[TASK INSTRUCTIONS] The answer must consist of every line in the records that contains the word "August".

════════════════

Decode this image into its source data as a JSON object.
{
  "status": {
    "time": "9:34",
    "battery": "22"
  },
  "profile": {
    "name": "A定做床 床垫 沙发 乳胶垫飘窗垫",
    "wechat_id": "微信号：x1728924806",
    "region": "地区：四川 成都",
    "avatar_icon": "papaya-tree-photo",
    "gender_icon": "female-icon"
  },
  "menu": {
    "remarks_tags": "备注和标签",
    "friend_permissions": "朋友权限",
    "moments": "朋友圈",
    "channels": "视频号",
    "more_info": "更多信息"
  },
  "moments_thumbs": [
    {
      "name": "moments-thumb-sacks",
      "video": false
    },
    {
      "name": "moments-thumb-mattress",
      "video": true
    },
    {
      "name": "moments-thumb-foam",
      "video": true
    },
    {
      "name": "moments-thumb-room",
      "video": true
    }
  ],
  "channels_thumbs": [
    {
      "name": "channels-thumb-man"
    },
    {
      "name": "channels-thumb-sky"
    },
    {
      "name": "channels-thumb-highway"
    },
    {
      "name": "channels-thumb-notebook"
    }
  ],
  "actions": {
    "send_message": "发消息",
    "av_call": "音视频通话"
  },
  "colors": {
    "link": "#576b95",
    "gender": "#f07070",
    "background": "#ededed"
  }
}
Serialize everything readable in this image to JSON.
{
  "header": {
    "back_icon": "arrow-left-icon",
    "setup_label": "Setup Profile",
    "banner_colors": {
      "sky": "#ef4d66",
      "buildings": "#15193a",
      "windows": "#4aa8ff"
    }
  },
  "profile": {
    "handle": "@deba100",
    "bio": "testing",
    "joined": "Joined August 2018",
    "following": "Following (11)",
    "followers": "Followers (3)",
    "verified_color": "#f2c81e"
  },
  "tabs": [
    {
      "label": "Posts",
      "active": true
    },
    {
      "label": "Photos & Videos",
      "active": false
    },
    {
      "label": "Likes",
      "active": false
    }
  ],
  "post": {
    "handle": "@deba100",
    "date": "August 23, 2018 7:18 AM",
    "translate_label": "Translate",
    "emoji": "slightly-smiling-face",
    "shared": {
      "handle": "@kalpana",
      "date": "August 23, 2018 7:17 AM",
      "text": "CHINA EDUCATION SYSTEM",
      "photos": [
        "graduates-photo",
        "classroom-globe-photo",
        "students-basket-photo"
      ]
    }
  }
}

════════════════

[SOLUTION TO THIS TASK]
    "joined": "Joined August 2018",
    "date": "August 23, 2018 7:18 AM",
      "date": "August 23, 2018 7:17 AM",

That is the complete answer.